* **Brief**: The result should be the lines from the one holding "What data populates" to the final line of the records, retyped exactly.

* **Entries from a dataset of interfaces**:
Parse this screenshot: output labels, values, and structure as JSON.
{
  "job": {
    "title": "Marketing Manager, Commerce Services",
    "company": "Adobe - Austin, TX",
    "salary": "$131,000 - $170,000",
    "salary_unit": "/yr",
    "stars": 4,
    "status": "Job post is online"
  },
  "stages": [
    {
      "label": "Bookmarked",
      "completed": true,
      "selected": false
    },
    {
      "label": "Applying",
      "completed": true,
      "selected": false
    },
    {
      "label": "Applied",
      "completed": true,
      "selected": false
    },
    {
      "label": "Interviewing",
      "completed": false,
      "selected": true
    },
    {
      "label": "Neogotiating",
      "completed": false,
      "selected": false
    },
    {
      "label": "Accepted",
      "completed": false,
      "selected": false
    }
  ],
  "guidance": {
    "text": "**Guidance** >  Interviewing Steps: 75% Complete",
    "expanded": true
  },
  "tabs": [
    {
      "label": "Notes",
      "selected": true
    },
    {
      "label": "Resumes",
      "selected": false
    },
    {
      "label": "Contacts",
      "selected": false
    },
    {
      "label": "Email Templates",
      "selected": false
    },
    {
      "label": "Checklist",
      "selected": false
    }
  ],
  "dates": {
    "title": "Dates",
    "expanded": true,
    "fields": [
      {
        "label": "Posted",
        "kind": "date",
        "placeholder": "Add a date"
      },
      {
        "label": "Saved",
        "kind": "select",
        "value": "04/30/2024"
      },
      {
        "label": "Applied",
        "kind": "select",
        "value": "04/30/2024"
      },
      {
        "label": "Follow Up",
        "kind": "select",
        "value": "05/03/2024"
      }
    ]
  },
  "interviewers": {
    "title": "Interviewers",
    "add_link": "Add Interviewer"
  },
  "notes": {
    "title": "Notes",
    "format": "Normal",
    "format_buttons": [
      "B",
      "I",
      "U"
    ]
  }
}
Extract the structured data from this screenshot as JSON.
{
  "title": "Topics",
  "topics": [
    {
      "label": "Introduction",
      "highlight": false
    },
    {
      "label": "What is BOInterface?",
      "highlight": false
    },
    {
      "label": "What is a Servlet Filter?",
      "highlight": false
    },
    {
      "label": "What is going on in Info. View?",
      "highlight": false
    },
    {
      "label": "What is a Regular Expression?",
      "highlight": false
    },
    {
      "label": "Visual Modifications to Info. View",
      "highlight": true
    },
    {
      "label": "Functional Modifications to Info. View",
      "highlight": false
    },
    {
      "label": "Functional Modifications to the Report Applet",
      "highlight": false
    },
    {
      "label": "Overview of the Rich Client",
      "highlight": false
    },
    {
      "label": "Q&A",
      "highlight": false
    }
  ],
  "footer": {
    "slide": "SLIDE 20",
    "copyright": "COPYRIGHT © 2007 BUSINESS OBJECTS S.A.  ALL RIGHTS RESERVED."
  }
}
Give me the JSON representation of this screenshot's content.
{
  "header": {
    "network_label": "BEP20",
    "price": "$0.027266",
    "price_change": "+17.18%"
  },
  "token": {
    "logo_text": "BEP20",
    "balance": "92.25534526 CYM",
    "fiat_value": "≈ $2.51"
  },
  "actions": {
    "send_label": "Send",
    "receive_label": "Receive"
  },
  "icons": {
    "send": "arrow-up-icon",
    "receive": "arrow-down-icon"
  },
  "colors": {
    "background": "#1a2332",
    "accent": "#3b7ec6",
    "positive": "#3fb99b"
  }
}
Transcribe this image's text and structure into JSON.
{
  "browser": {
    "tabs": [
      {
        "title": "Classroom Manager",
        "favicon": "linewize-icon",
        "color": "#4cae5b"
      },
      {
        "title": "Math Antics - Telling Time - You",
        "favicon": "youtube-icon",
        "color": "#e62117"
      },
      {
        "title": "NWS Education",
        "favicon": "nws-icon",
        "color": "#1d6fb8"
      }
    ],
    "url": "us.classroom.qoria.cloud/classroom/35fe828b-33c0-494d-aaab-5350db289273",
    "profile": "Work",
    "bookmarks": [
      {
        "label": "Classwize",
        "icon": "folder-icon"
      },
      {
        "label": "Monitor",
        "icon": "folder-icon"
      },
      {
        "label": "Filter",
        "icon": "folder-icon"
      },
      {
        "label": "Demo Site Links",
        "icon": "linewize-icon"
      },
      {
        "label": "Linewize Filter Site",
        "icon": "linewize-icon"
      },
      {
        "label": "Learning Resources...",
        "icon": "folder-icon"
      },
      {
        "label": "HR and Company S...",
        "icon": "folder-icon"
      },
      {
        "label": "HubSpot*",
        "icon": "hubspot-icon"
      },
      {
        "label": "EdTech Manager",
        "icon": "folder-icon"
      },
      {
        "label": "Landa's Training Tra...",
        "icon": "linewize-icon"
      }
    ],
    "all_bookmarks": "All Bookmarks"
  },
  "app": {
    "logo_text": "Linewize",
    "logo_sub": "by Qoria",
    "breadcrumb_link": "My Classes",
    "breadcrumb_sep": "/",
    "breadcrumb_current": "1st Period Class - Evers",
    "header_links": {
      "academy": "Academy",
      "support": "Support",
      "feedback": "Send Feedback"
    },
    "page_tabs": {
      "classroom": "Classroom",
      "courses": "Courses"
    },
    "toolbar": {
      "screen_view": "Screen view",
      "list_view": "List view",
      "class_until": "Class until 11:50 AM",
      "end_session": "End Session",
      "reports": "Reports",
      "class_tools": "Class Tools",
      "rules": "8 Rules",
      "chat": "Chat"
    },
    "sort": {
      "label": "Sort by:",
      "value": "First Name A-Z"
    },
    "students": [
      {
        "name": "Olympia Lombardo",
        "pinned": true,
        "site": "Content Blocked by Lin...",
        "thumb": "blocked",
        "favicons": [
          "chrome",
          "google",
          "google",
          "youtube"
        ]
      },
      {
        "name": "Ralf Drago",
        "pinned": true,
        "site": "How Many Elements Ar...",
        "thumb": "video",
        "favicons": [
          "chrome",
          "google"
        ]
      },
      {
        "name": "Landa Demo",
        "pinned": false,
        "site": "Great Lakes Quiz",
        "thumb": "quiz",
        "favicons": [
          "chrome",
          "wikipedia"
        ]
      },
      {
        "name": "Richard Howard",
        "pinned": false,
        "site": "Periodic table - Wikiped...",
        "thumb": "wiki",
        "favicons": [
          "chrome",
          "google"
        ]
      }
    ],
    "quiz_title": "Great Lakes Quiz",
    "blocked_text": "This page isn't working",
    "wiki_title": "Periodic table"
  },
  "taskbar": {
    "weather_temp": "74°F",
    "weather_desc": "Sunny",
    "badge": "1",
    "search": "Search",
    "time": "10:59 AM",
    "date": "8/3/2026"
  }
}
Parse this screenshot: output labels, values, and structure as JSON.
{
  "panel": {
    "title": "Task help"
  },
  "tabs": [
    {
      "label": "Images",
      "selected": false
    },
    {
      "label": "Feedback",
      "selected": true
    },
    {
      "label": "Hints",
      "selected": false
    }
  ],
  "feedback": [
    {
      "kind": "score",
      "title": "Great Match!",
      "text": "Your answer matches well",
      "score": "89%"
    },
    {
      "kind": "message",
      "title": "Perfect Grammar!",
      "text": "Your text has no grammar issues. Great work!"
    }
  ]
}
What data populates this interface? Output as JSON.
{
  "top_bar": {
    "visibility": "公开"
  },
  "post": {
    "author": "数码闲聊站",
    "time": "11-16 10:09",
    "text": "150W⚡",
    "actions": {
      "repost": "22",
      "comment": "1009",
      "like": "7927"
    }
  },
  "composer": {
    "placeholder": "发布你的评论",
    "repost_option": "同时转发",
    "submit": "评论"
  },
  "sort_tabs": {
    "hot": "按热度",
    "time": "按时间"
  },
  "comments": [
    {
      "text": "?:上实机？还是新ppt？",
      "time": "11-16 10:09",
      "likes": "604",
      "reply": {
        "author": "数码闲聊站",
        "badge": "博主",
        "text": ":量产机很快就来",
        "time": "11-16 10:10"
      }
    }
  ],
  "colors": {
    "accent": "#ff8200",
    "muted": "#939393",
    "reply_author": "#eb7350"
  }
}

* **Solution**:
What data populates this interface? Output as JSON.
{
  "top_bar": {
    "visibility": "公开"
  },
  "post": {
    "author": "数码闲聊站",
    "time": "11-16 10:09",
    "text": "150W⚡",
    "actions": {
      "repost": "22",
      "comment": "1009",
      "like": "7927"
    }
  },
  "composer": {
    "placeholder": "发布你的评论",
    "repost_option": "同时转发",
    "submit": "评论"
  },
  "sort_tabs": {
    "hot": "按热度",
    "time": "按时间"
  },
  "comments": [
    {
      "text": "?:上实机？还是新ppt？",
      "time": "11-16 10:09",
      "likes": "604",
      "reply": {
        "author": "数码闲聊站",
        "badge": "博主",
        "text": ":量产机很快就来",
        "time": "11-16 10:10"
      }
    }
  ],
  "colors": {
    "accent": "#ff8200",
    "muted": "#939393",
    "reply_author": "#eb7350"
  }
}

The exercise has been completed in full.